• REQUIRED ACTION
Once the pictures are set aside, output all the records exactly.

BEGIN PROVIDED INFORMATION

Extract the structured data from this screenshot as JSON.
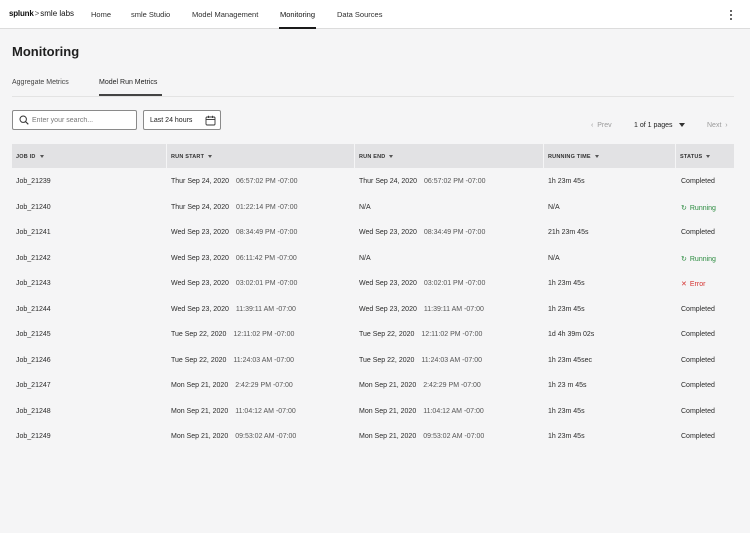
{
  "header": {
    "logo_brand": "splunk",
    "logo_arrow": ">",
    "logo_product": "smle labs",
    "nav": [
      {
        "label": "Home"
      },
      {
        "label": "smle Studio"
      },
      {
        "label": "Model Management"
      },
      {
        "label": "Monitoring",
        "active": true
      },
      {
        "label": "Data Sources"
      }
    ],
    "more_icon": "kebab-vertical-icon"
  },
  "page": {
    "title": "Monitoring",
    "tabs": [
      {
        "label": "Aggregate Metrics"
      },
      {
        "label": "Model Run Metrics",
        "active": true
      }
    ]
  },
  "toolbar": {
    "search_placeholder": "Enter your search...",
    "date_range": "Last 24 hours",
    "pager": {
      "prev": "Prev",
      "current": "1 of 1 pages",
      "next": "Next"
    }
  },
  "table": {
    "columns": [
      "JOB ID",
      "RUN START",
      "RUN END",
      "RUNNING TIME",
      "STATUS"
    ],
    "rows": [
      {
        "job": "Job_21239",
        "start_date": "Thur Sep 24, 2020",
        "start_time": "06:57:02 PM -07:00",
        "end_date": "Thur Sep 24, 2020",
        "end_time": "06:57:02 PM -07:00",
        "running": "1h 23m 45s",
        "status": "Completed"
      },
      {
        "job": "Job_21240",
        "start_date": "Thur Sep 24, 2020",
        "start_time": "01:22:14 PM -07:00",
        "end_date": "N/A",
        "end_time": "",
        "running": "N/A",
        "status": "Running"
      },
      {
        "job": "Job_21241",
        "start_date": "Wed Sep 23, 2020",
        "start_time": "08:34:49 PM -07:00",
        "end_date": "Wed Sep 23, 2020",
        "end_time": "08:34:49 PM -07:00",
        "running": "21h 23m 45s",
        "status": "Completed"
      },
      {
        "job": "Job_21242",
        "start_date": "Wed Sep 23, 2020",
        "start_time": "06:11:42 PM -07:00",
        "end_date": "N/A",
        "end_time": "",
        "running": "N/A",
        "status": "Running"
      },
      {
        "job": "Job_21243",
        "start_date": "Wed Sep 23, 2020",
        "start_time": "03:02:01 PM -07:00",
        "end_date": "Wed Sep 23, 2020",
        "end_time": "03:02:01 PM -07:00",
        "running": "1h 23m 45s",
        "status": "Error"
      },
      {
        "job": "Job_21244",
        "start_date": "Wed Sep 23, 2020",
        "start_time": "11:39:11 AM -07:00",
        "end_date": "Wed Sep 23, 2020",
        "end_time": "11:39:11 AM -07:00",
        "running": "1h 23m 45s",
        "status": "Completed"
      },
      {
        "job": "Job_21245",
        "start_date": "Tue Sep 22, 2020",
        "start_time": "12:11:02 PM -07:00",
        "end_date": "Tue Sep 22, 2020",
        "end_time": "12:11:02 PM -07:00",
        "running": "1d 4h 39m 02s",
        "status": "Completed"
      },
      {
        "job": "Job_21246",
        "start_date": "Tue Sep 22, 2020",
        "start_time": "11:24:03 AM -07:00",
        "end_date": "Tue Sep 22, 2020",
        "end_time": "11:24:03 AM -07:00",
        "running": "1h 23m 45sec",
        "status": "Completed"
      },
      {
        "job": "Job_21247",
        "start_date": "Mon Sep 21, 2020",
        "start_time": "2:42:29 PM -07:00",
        "end_date": "Mon Sep 21, 2020",
        "end_time": "2:42:29 PM -07:00",
        "running": "1h 23 m 45s",
        "status": "Completed"
      },
      {
        "job": "Job_21248",
        "start_date": "Mon Sep 21, 2020",
        "start_time": "11:04:12 AM -07:00",
        "end_date": "Mon Sep 21, 2020",
        "end_time": "11:04:12 AM -07:00",
        "running": "1h 23m 45s",
        "status": "Completed"
      },
      {
        "job": "Job_21249",
        "start_date": "Mon Sep 21, 2020",
        "start_time": "09:53:02 AM -07:00",
        "end_date": "Mon Sep 21, 2020",
        "end_time": "09:53:02 AM -07:00",
        "running": "1h 23m 45s",
        "status": "Completed"
      }
    ]
  },
  "colors": {
    "running": "#2a8b3f",
    "error": "#d4312f",
    "header_bg": "#e2e2e4"
  }
}
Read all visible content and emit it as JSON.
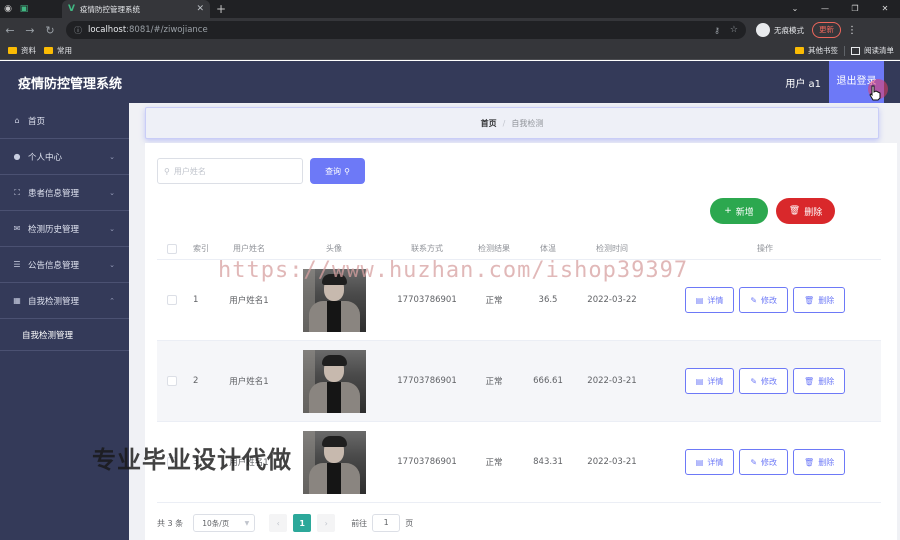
{
  "browser": {
    "tab_title": "疫情防控管理系统",
    "url_host": "localhost",
    "url_path": ":8081/#/ziwojiance",
    "incognito_label": "无痕模式",
    "update_label": "更新",
    "bookmarks": [
      "资料",
      "常用"
    ],
    "bookmarks_right": [
      "其他书签",
      "阅读清单"
    ]
  },
  "header": {
    "title": "疫情防控管理系统",
    "user": "用户 a1",
    "logout": "退出登录"
  },
  "sidebar": {
    "items": [
      {
        "label": "首页",
        "icon": "home-icon"
      },
      {
        "label": "个人中心",
        "icon": "user-icon"
      },
      {
        "label": "患者信息管理",
        "icon": "scan-icon"
      },
      {
        "label": "检测历史管理",
        "icon": "mail-icon"
      },
      {
        "label": "公告信息管理",
        "icon": "list-icon"
      },
      {
        "label": "自我检测管理",
        "icon": "grid-icon"
      }
    ],
    "sub_item": "自我检测管理"
  },
  "breadcrumb": {
    "home": "首页",
    "separator": "/",
    "current": "自我检测"
  },
  "search": {
    "placeholder": "用户姓名",
    "button": "查询"
  },
  "actions": {
    "add": "新增",
    "delete": "删除"
  },
  "table": {
    "columns": [
      "索引",
      "用户姓名",
      "头像",
      "联系方式",
      "检测结果",
      "体温",
      "检测时间",
      "操作"
    ],
    "rows": [
      {
        "index": "1",
        "name": "用户姓名1",
        "phone": "17703786901",
        "result": "正常",
        "temp": "36.5",
        "time": "2022-03-22"
      },
      {
        "index": "2",
        "name": "用户姓名1",
        "phone": "17703786901",
        "result": "正常",
        "temp": "666.61",
        "time": "2022-03-21"
      },
      {
        "index": "3",
        "name": "用户姓名1",
        "phone": "17703786901",
        "result": "正常",
        "temp": "843.31",
        "time": "2022-03-21"
      }
    ],
    "ops": {
      "detail": "详情",
      "edit": "修改",
      "delete": "删除"
    }
  },
  "pagination": {
    "total": "共 3 条",
    "page_size": "10条/页",
    "current_page": "1",
    "goto_label": "前往",
    "goto_value": "1",
    "page_suffix": "页"
  },
  "watermarks": {
    "url": "https://www.huzhan.com/ishop39397",
    "text": "专业毕业设计代做"
  },
  "colors": {
    "sidebar": "#343a59",
    "primary": "#6d79f7",
    "success": "#2ca84f",
    "danger": "#d9282b"
  }
}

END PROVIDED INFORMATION

• ANSWER BELOW
Extract the structured data from this screenshot as JSON.
{
  "header": {
    "logo_brand": "splunk",
    "logo_arrow": ">",
    "logo_product": "smle labs",
    "nav": [
      {
        "label": "Home"
      },
      {
        "label": "smle Studio"
      },
      {
        "label": "Model Management"
      },
      {
        "label": "Monitoring",
        "active": true
      },
      {
        "label": "Data Sources"
      }
    ],
    "more_icon": "kebab-vertical-icon"
  },
  "page": {
    "title": "Monitoring",
    "tabs": [
      {
        "label": "Aggregate Metrics"
      },
      {
        "label": "Model Run Metrics",
        "active": true
      }
    ]
  },
  "toolbar": {
    "search_placeholder": "Enter your search...",
    "date_range": "Last 24 hours",
    "pager": {
      "prev": "Prev",
      "current": "1 of 1 pages",
      "next": "Next"
    }
  },
  "table": {
    "columns": [
      "JOB ID",
      "RUN START",
      "RUN END",
      "RUNNING TIME",
      "STATUS"
    ],
    "rows": [
      {
        "job": "Job_21239",
        "start_date": "Thur Sep 24, 2020",
        "start_time": "06:57:02 PM -07:00",
        "end_date": "Thur Sep 24, 2020",
        "end_time": "06:57:02 PM -07:00",
        "running": "1h 23m 45s",
        "status": "Completed"
      },
      {
        "job": "Job_21240",
        "start_date": "Thur Sep 24, 2020",
        "start_time": "01:22:14 PM -07:00",
        "end_date": "N/A",
        "end_time": "",
        "running": "N/A",
        "status": "Running"
      },
      {
        "job": "Job_21241",
        "start_date": "Wed Sep 23, 2020",
        "start_time": "08:34:49 PM -07:00",
        "end_date": "Wed Sep 23, 2020",
        "end_time": "08:34:49 PM -07:00",
        "running": "21h 23m 45s",
        "status": "Completed"
      },
      {
        "job": "Job_21242",
        "start_date": "Wed Sep 23, 2020",
        "start_time": "06:11:42 PM -07:00",
        "end_date": "N/A",
        "end_time": "",
        "running": "N/A",
        "status": "Running"
      },
      {
        "job": "Job_21243",
        "start_date": "Wed Sep 23, 2020",
        "start_time": "03:02:01 PM -07:00",
        "end_date": "Wed Sep 23, 2020",
        "end_time": "03:02:01 PM -07:00",
        "running": "1h 23m 45s",
        "status": "Error"
      },
      {
        "job": "Job_21244",
        "start_date": "Wed Sep 23, 2020",
        "start_time": "11:39:11 AM -07:00",
        "end_date": "Wed Sep 23, 2020",
        "end_time": "11:39:11 AM -07:00",
        "running": "1h 23m 45s",
        "status": "Completed"
      },
      {
        "job": "Job_21245",
        "start_date": "Tue Sep 22, 2020",
        "start_time": "12:11:02 PM -07:00",
        "end_date": "Tue Sep 22, 2020",
        "end_time": "12:11:02 PM -07:00",
        "running": "1d 4h 39m 02s",
        "status": "Completed"
      },
      {
        "job": "Job_21246",
        "start_date": "Tue Sep 22, 2020",
        "start_time": "11:24:03 AM -07:00",
        "end_date": "Tue Sep 22, 2020",
        "end_time": "11:24:03 AM -07:00",
        "running": "1h 23m 45sec",
        "status": "Completed"
      },
      {
        "job": "Job_21247",
        "start_date": "Mon Sep 21, 2020",
        "start_time": "2:42:29 PM -07:00",
        "end_date": "Mon Sep 21, 2020",
        "end_time": "2:42:29 PM -07:00",
        "running": "1h 23 m 45s",
        "status": "Completed"
      },
      {
        "job": "Job_21248",
        "start_date": "Mon Sep 21, 2020",
        "start_time": "11:04:12 AM -07:00",
        "end_date": "Mon Sep 21, 2020",
        "end_time": "11:04:12 AM -07:00",
        "running": "1h 23m 45s",
        "status": "Completed"
      },
      {
        "job": "Job_21249",
        "start_date": "Mon Sep 21, 2020",
        "start_time": "09:53:02 AM -07:00",
        "end_date": "Mon Sep 21, 2020",
        "end_time": "09:53:02 AM -07:00",
        "running": "1h 23m 45s",
        "status": "Completed"
      }
    ]
  },
  "colors": {
    "running": "#2a8b3f",
    "error": "#d4312f",
    "header_bg": "#e2e2e4"
  }
}
Read all visible content and emit it as JSON.
{
  "browser": {
    "tab_title": "疫情防控管理系统",
    "url_host": "localhost",
    "url_path": ":8081/#/ziwojiance",
    "incognito_label": "无痕模式",
    "update_label": "更新",
    "bookmarks": [
      "资料",
      "常用"
    ],
    "bookmarks_right": [
      "其他书签",
      "阅读清单"
    ]
  },
  "header": {
    "title": "疫情防控管理系统",
    "user": "用户 a1",
    "logout": "退出登录"
  },
  "sidebar": {
    "items": [
      {
        "label": "首页",
        "icon": "home-icon"
      },
      {
        "label": "个人中心",
        "icon": "user-icon"
      },
      {
        "label": "患者信息管理",
        "icon": "scan-icon"
      },
      {
        "label": "检测历史管理",
        "icon": "mail-icon"
      },
      {
        "label": "公告信息管理",
        "icon": "list-icon"
      },
      {
        "label": "自我检测管理",
        "icon": "grid-icon"
      }
    ],
    "sub_item": "自我检测管理"
  },
  "breadcrumb": {
    "home": "首页",
    "separator": "/",
    "current": "自我检测"
  },
  "search": {
    "placeholder": "用户姓名",
    "button": "查询"
  },
  "actions": {
    "add": "新增",
    "delete": "删除"
  },
  "table": {
    "columns": [
      "索引",
      "用户姓名",
      "头像",
      "联系方式",
      "检测结果",
      "体温",
      "检测时间",
      "操作"
    ],
    "rows": [
      {
        "index": "1",
        "name": "用户姓名1",
        "phone": "17703786901",
        "result": "正常",
        "temp": "36.5",
        "time": "2022-03-22"
      },
      {
        "index": "2",
        "name": "用户姓名1",
        "phone": "17703786901",
        "result": "正常",
        "temp": "666.61",
        "time": "2022-03-21"
      },
      {
        "index": "3",
        "name": "用户姓名1",
        "phone": "17703786901",
        "result": "正常",
        "temp": "843.31",
        "time": "2022-03-21"
      }
    ],
    "ops": {
      "detail": "详情",
      "edit": "修改",
      "delete": "删除"
    }
  },
  "pagination": {
    "total": "共 3 条",
    "page_size": "10条/页",
    "current_page": "1",
    "goto_label": "前往",
    "goto_value": "1",
    "page_suffix": "页"
  },
  "watermarks": {
    "url": "https://www.huzhan.com/ishop39397",
    "text": "专业毕业设计代做"
  },
  "colors": {
    "sidebar": "#343a59",
    "primary": "#6d79f7",
    "success": "#2ca84f",
    "danger": "#d9282b"
  }
}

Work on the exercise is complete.